## Work instructions
Your task is to count the lines of the entries below that include the word "command" and to give only the resulting number.

Dataset content section start

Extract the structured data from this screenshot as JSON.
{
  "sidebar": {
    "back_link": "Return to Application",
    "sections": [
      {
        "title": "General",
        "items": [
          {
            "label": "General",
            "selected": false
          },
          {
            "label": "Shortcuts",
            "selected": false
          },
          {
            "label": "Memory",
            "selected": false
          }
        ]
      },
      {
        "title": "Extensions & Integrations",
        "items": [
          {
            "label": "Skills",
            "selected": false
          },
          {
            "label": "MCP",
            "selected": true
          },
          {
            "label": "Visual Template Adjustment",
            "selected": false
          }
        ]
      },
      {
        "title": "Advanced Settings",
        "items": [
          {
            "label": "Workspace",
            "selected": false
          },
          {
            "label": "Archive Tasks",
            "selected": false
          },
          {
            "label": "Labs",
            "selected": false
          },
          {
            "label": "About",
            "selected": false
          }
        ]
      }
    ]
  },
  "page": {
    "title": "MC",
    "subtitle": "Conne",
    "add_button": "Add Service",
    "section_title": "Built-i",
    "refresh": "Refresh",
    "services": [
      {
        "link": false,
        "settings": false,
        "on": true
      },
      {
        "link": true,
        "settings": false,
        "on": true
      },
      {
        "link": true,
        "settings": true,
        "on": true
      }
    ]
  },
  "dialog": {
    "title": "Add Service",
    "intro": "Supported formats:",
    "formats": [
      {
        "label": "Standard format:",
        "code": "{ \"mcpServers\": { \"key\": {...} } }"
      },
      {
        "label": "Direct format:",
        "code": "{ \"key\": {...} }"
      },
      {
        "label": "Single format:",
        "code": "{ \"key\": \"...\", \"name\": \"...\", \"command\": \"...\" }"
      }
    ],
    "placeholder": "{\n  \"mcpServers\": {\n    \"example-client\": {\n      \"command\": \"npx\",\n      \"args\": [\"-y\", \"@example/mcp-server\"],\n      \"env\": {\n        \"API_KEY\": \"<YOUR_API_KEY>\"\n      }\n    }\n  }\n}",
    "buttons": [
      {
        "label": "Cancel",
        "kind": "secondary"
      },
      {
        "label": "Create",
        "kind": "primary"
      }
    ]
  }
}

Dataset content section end

## Answer to this problem
2